Hurricane Fiona to be season's first major hurricane in Atlantic
Hurricane Fiona is forecast to become the season's first major hurricane in the Atlantic, as it continues to unleash heavy rains on Puerto Rico and the Dominican Republic.
The latest: Fiona, which strengthened into a Category 2 storm Monday, has killed at least two people — one in Puerto Rico and another in the Dominican Republic, while at least one death has been linked to the widespread power outages Fiona caused in Puerto Rico, AP reports. The 70-year-old man died trying to refill his generator, officials said.
Threat level: Fiona was packing maximum sustained winds of 110 mph some 80 miles southeast of Grand Turk Island late Monday, as it dumped heavy rains across Puerto Rico and parts of the Dominican Republic — where "life-threatening" flash flooding was likely, per the National Hurricane Center.
- Mudslides and landslides were still a risk for Puerto Rico, the NHC said in an 11pm ET forecast update.
What we're watching: Though Puerto Rico and the Dominican Republic have taken the worst hits so far, Fiona was expected to also pose a threat to the Turks and Caicos Islands as well as Bermuda.
- The hurricane was expected to develop into a Category 3 storm near the Turks and Caicos by Tuesday morning.
What they're saying: The White House said Monday the federal government has deployed 300 personnel to Puerto Rico to assist with response and recovery.
- President Biden spoke with Puerto Rico Gov. Pedro Pierluisi about the federal government's support and the "number of support personnel will increase substantially" in the coming days once damage assessments have been conducted, according to a White House statement.
The big picture: Fiona left over 1.4 million people in Puerto Rico without power on Sunday as it caused an island-wide outage five years after Hurricane Maria struck. Pierluisi said Monday it may be days before power's restored.
- Rapidly rising waterways have led rivers to crest at record heights.
- After pummeling Puerto Rico, the hurricane slammed into the Dominican Republic on Monday, triggering mudslides that damaged highways and forced resorts to close.

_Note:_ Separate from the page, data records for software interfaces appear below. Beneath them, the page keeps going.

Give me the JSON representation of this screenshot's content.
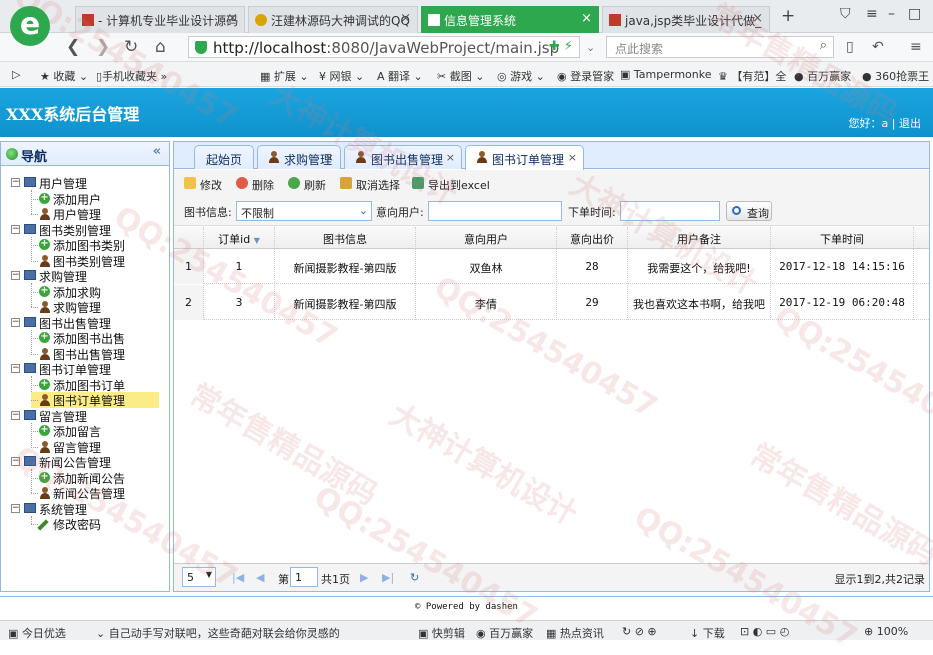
{
  "browser": {
    "tabs": [
      {
        "title": "- 计算机专业毕业设计源码"
      },
      {
        "title": "汪建林源码大神调试的QQ"
      },
      {
        "title": "信息管理系统"
      },
      {
        "title": "java,jsp类毕业设计代做_"
      }
    ],
    "new_tab": "+",
    "url_host": "http://localhost",
    "url_rest": ":8080/JavaWebProject/main.jsp",
    "search_placeholder": "点此搜索",
    "bookmarks": [
      "收藏",
      "手机收藏夹",
      "扩展",
      "网银",
      "翻译",
      "截图",
      "游戏",
      "登录管家",
      "Tampermonke",
      "【有范】全",
      "百万赢家",
      "360抢票王"
    ]
  },
  "app": {
    "title": "XXX系统后台管理",
    "greeting": "您好：a",
    "logout": "退出"
  },
  "sidebar": {
    "header": "导航",
    "groups": [
      {
        "label": "用户管理",
        "items": [
          "添加用户",
          "用户管理"
        ]
      },
      {
        "label": "图书类别管理",
        "items": [
          "添加图书类别",
          "图书类别管理"
        ]
      },
      {
        "label": "求购管理",
        "items": [
          "添加求购",
          "求购管理"
        ]
      },
      {
        "label": "图书出售管理",
        "items": [
          "添加图书出售",
          "图书出售管理"
        ]
      },
      {
        "label": "图书订单管理",
        "items": [
          "添加图书订单",
          "图书订单管理"
        ]
      },
      {
        "label": "留言管理",
        "items": [
          "添加留言",
          "留言管理"
        ]
      },
      {
        "label": "新闻公告管理",
        "items": [
          "添加新闻公告",
          "新闻公告管理"
        ]
      },
      {
        "label": "系统管理",
        "items": [
          "修改密码"
        ]
      }
    ]
  },
  "panel_tabs": [
    "起始页",
    "求购管理",
    "图书出售管理",
    "图书订单管理"
  ],
  "toolbar": {
    "edit": "修改",
    "delete": "删除",
    "refresh": "刷新",
    "deselect": "取消选择",
    "export": "导出到excel"
  },
  "search": {
    "book_label": "图书信息:",
    "book_value": "不限制",
    "user_label": "意向用户:",
    "time_label": "下单时间:",
    "query": "查询"
  },
  "grid": {
    "headers": [
      "订单id",
      "图书信息",
      "意向用户",
      "意向出价",
      "用户备注",
      "下单时间"
    ],
    "rows": [
      {
        "n": "1",
        "id": "1",
        "book": "新闻摄影教程-第四版",
        "user": "双鱼林",
        "price": "28",
        "note": "我需要这个，给我吧!",
        "time": "2017-12-18 14:15:16"
      },
      {
        "n": "2",
        "id": "3",
        "book": "新闻摄影教程-第四版",
        "user": "李倩",
        "price": "29",
        "note": "我也喜欢这本书啊，给我吧",
        "time": "2017-12-19 06:20:48"
      }
    ]
  },
  "pager": {
    "page_size": "5",
    "page_prefix": "第",
    "page_value": "1",
    "page_suffix": "共1页",
    "summary": "显示1到2,共2记录"
  },
  "footer": "© Powered by dashen",
  "statusbar": {
    "left": "今日优选",
    "news": "自己动手写对联吧，这些奇葩对联会给你灵感的",
    "quick": "快剪辑",
    "win": "百万赢家",
    "hot": "热点资讯",
    "download": "下载",
    "zoom": "100%"
  },
  "watermarks": [
    "QQ:254540457",
    "大神计算机设计",
    "常年售精品源码"
  ]
}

Go deeper: Three massive storms slam U.S. and Japan, each with climate change ties
Editor's note: This is a breaking news story. Please check back for updates.